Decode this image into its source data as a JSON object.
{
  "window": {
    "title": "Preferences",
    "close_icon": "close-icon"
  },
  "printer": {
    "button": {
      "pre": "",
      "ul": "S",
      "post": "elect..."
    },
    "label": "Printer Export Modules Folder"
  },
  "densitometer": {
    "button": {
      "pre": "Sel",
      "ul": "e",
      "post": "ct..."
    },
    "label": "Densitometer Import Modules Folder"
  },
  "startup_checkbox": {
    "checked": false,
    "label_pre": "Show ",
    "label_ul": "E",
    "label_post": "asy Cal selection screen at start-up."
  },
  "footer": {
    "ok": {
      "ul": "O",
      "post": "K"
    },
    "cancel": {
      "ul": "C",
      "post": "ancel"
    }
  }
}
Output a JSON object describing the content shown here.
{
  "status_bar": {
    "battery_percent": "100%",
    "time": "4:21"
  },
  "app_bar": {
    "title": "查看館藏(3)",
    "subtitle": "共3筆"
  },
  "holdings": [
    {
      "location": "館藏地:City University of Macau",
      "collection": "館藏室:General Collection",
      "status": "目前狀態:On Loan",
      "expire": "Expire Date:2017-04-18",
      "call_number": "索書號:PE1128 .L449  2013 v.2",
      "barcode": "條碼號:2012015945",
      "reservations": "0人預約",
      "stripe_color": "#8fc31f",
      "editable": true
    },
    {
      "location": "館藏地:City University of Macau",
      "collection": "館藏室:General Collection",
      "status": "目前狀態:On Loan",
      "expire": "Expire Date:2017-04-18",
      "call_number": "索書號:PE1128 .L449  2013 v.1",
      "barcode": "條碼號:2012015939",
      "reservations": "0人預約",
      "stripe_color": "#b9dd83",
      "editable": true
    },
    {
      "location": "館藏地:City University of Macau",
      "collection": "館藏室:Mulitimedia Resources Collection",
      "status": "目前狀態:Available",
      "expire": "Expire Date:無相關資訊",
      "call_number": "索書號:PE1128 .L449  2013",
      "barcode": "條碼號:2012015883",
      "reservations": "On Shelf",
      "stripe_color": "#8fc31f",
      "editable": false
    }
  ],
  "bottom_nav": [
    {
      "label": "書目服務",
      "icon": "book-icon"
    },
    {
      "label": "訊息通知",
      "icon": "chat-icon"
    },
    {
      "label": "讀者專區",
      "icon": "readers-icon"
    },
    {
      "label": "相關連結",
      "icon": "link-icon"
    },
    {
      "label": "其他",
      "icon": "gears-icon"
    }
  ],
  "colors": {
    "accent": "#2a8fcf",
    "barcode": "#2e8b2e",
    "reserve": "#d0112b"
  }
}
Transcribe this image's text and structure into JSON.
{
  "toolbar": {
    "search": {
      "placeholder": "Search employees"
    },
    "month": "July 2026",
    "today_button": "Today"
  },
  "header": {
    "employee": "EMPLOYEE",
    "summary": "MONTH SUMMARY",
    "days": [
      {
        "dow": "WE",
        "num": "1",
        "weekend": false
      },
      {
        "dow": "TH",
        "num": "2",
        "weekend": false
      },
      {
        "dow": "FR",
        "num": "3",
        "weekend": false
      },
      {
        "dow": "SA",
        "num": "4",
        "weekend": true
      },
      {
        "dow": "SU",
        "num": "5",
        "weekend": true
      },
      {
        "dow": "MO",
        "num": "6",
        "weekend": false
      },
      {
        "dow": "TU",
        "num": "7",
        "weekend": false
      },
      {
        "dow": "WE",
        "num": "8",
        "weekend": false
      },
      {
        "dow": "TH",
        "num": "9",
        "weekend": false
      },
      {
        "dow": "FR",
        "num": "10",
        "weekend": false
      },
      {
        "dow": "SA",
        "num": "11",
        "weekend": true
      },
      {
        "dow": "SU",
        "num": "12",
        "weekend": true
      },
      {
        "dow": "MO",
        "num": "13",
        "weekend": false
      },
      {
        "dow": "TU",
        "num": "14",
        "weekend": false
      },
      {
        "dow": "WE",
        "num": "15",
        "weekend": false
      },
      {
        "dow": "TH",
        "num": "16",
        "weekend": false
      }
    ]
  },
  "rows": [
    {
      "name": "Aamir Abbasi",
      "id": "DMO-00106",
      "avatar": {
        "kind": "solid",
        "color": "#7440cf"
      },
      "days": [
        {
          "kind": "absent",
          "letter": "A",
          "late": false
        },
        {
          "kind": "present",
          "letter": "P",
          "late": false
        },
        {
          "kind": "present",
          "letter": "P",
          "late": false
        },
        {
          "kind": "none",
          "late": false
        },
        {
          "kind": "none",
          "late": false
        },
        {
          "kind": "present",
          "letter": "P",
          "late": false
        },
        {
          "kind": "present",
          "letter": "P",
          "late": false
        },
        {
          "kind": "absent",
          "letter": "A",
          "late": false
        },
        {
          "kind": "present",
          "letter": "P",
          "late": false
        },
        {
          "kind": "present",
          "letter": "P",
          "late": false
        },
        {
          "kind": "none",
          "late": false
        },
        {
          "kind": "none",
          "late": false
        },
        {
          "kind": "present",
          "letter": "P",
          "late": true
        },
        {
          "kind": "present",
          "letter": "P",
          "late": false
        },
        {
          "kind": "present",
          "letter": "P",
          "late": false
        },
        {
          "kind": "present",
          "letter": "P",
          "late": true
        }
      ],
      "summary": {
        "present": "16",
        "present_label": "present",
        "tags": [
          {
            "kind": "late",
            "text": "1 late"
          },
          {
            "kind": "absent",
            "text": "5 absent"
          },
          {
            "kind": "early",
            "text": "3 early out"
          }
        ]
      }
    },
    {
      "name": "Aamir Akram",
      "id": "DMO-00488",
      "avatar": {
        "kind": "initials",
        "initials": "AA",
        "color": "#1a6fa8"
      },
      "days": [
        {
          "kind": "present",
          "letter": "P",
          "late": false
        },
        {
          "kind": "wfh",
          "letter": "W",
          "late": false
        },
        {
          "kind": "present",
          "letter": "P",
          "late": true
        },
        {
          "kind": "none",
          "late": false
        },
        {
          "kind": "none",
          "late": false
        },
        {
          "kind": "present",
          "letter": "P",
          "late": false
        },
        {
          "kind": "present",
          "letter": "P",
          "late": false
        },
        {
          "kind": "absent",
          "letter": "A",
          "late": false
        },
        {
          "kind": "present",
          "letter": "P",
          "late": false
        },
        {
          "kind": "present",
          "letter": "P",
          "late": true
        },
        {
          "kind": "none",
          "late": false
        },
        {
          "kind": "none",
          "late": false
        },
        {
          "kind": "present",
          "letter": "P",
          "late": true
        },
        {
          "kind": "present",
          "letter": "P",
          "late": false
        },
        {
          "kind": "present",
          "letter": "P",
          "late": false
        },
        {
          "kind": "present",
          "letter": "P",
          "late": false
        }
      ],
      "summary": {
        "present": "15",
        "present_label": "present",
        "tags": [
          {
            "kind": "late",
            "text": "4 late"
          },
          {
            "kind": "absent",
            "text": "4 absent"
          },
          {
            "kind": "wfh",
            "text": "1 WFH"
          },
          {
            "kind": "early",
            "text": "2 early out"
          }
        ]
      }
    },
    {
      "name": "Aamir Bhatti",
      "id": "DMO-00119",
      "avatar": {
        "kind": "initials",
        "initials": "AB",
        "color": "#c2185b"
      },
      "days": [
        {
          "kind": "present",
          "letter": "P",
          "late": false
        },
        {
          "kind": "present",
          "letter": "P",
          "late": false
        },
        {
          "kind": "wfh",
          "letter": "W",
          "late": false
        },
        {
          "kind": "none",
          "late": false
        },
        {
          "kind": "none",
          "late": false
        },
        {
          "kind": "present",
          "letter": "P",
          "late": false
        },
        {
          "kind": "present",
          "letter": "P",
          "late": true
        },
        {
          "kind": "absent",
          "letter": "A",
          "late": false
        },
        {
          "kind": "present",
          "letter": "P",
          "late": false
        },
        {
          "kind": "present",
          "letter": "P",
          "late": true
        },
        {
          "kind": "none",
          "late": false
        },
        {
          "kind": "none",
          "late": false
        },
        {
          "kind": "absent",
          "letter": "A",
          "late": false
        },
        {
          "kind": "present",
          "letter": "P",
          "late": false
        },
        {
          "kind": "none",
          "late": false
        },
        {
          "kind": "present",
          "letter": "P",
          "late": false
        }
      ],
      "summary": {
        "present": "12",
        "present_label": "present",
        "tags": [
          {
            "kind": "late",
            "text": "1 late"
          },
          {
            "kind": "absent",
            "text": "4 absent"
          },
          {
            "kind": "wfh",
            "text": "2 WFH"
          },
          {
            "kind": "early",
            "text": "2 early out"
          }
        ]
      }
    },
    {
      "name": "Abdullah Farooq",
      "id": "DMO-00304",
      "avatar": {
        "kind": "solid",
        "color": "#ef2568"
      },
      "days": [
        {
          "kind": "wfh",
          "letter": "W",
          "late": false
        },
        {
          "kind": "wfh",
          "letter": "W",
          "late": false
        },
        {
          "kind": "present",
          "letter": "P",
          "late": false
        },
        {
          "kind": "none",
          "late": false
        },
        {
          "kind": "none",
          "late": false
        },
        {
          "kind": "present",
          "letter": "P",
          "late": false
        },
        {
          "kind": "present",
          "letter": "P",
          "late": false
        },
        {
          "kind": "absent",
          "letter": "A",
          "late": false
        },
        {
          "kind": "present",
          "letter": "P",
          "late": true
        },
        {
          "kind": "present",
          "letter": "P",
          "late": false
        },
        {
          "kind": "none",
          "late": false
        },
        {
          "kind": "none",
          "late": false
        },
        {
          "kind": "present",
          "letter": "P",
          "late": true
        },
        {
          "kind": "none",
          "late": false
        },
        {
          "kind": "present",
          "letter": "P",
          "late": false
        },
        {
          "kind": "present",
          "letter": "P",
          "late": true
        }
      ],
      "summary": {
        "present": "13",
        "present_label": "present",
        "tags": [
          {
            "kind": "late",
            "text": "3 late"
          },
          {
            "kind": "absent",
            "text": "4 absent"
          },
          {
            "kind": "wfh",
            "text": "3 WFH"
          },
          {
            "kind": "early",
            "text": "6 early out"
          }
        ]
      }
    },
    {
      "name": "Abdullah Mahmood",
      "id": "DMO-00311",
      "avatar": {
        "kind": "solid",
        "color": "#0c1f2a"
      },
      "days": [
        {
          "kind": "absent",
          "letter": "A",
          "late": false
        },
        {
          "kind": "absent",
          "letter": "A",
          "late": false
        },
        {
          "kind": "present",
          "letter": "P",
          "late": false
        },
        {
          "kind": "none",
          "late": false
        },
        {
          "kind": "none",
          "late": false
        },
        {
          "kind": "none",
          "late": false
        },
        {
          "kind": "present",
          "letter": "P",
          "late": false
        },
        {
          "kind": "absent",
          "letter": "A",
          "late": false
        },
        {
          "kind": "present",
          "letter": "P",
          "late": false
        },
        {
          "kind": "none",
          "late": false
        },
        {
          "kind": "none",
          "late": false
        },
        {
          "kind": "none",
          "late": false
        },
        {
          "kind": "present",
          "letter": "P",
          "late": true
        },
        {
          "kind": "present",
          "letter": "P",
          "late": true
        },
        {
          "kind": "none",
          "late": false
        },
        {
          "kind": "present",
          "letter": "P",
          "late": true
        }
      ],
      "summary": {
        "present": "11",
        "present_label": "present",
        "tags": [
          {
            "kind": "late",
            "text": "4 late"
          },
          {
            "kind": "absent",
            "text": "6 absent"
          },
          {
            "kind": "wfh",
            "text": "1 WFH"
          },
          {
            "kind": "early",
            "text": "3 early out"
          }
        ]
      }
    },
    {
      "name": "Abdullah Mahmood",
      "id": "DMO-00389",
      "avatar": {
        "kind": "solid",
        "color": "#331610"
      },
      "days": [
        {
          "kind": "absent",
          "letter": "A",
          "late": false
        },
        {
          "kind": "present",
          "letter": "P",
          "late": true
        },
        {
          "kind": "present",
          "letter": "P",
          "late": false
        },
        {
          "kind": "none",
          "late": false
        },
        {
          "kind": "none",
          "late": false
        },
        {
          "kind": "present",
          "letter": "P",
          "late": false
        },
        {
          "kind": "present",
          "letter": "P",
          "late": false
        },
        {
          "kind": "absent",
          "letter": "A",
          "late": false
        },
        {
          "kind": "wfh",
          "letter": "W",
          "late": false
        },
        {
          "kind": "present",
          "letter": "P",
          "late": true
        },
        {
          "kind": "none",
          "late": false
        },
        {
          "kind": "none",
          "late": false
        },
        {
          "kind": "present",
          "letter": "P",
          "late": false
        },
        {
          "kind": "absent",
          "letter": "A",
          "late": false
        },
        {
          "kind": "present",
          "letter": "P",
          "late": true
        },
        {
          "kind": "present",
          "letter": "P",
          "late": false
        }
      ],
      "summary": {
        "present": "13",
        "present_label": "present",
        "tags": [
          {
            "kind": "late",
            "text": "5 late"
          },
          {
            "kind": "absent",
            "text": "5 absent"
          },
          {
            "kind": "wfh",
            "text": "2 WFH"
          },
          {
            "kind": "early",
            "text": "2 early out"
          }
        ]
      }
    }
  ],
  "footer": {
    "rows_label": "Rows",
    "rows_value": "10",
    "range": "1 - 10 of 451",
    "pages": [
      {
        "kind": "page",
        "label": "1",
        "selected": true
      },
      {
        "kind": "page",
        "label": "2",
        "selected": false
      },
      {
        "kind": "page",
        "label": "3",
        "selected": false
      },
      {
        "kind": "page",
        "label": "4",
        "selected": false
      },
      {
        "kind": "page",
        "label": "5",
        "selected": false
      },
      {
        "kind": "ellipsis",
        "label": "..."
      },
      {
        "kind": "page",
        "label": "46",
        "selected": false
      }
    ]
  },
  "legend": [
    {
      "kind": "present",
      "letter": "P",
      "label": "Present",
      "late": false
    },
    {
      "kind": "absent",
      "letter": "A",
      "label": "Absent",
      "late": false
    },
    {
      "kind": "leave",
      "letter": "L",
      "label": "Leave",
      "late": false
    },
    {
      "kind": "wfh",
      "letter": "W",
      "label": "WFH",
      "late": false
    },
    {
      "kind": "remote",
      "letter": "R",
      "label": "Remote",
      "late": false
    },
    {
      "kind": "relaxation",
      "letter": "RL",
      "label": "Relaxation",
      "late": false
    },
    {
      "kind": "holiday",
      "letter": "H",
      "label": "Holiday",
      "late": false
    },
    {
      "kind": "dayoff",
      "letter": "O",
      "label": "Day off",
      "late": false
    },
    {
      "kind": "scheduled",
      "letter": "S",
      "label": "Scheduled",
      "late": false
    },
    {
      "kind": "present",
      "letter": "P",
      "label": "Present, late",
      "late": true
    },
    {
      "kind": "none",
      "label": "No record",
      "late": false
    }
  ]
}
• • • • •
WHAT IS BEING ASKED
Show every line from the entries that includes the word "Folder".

RESPONSE TO THE EXERCISE
    "label": "Printer Export Modules Folder"
    "label": "Densitometer Import Modules Folder"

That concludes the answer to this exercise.